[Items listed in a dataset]

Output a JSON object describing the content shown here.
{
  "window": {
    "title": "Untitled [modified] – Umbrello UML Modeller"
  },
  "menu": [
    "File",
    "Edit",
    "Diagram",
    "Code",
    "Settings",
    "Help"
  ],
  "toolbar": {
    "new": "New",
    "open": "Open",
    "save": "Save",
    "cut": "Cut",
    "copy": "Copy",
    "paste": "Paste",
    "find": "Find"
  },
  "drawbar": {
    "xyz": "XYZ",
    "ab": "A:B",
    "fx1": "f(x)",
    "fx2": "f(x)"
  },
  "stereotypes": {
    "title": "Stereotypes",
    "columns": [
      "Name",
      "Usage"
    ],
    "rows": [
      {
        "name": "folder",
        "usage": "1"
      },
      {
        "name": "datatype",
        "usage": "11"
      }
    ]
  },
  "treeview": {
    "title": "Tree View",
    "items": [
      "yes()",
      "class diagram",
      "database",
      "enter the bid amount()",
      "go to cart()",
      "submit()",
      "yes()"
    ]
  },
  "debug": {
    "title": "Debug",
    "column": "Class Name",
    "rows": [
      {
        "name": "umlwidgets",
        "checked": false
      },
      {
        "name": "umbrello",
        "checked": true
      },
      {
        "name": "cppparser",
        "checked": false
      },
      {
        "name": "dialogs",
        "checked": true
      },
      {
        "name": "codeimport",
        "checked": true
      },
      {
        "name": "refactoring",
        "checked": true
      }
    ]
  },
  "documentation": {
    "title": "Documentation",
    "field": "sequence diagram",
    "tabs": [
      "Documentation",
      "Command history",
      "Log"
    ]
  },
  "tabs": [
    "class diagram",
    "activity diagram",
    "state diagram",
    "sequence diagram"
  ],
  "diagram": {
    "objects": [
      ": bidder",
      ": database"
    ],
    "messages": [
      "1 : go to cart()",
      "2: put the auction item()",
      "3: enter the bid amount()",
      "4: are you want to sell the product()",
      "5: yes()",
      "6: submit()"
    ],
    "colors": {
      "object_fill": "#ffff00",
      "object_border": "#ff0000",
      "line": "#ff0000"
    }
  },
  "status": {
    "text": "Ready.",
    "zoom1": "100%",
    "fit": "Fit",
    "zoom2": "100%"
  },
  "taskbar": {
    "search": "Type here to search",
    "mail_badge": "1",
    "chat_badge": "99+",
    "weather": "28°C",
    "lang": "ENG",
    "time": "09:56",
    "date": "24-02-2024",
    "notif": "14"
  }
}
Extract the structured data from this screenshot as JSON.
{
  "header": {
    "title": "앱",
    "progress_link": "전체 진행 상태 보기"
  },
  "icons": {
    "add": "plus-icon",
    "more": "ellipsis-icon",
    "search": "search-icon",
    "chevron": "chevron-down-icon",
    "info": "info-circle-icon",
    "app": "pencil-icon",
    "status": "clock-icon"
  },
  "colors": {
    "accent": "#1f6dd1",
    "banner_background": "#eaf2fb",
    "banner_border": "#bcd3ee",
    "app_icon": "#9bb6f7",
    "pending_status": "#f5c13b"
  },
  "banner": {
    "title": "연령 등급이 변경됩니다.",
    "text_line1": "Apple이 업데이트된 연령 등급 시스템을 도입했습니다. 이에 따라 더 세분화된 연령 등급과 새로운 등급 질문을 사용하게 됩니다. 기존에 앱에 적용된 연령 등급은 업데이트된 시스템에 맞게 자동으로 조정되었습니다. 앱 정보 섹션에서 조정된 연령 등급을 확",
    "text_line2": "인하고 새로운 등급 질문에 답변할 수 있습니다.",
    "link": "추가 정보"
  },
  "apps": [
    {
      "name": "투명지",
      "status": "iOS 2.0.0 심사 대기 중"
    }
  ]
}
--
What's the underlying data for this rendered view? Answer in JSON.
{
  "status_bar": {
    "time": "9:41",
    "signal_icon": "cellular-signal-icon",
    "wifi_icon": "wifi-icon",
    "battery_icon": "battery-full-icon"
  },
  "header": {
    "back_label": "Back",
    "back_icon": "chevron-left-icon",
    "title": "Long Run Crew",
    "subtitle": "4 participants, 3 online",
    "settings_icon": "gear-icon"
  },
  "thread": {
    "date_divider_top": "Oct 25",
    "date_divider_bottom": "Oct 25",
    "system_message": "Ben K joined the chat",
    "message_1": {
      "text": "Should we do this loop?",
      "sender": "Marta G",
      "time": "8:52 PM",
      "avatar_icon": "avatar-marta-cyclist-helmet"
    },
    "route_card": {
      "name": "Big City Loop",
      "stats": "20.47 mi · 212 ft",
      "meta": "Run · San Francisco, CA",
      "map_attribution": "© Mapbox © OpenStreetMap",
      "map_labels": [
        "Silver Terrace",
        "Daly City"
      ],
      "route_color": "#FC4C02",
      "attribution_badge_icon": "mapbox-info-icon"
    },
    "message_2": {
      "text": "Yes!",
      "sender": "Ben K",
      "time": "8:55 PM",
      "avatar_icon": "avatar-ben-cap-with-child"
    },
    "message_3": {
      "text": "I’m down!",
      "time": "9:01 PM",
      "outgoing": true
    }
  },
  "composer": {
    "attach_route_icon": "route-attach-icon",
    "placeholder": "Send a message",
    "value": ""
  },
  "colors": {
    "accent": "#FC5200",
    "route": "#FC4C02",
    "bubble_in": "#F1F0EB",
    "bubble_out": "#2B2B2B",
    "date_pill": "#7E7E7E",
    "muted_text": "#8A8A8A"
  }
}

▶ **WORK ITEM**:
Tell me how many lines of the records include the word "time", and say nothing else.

▶ **ANSWER TO THE EXERCISE**:
5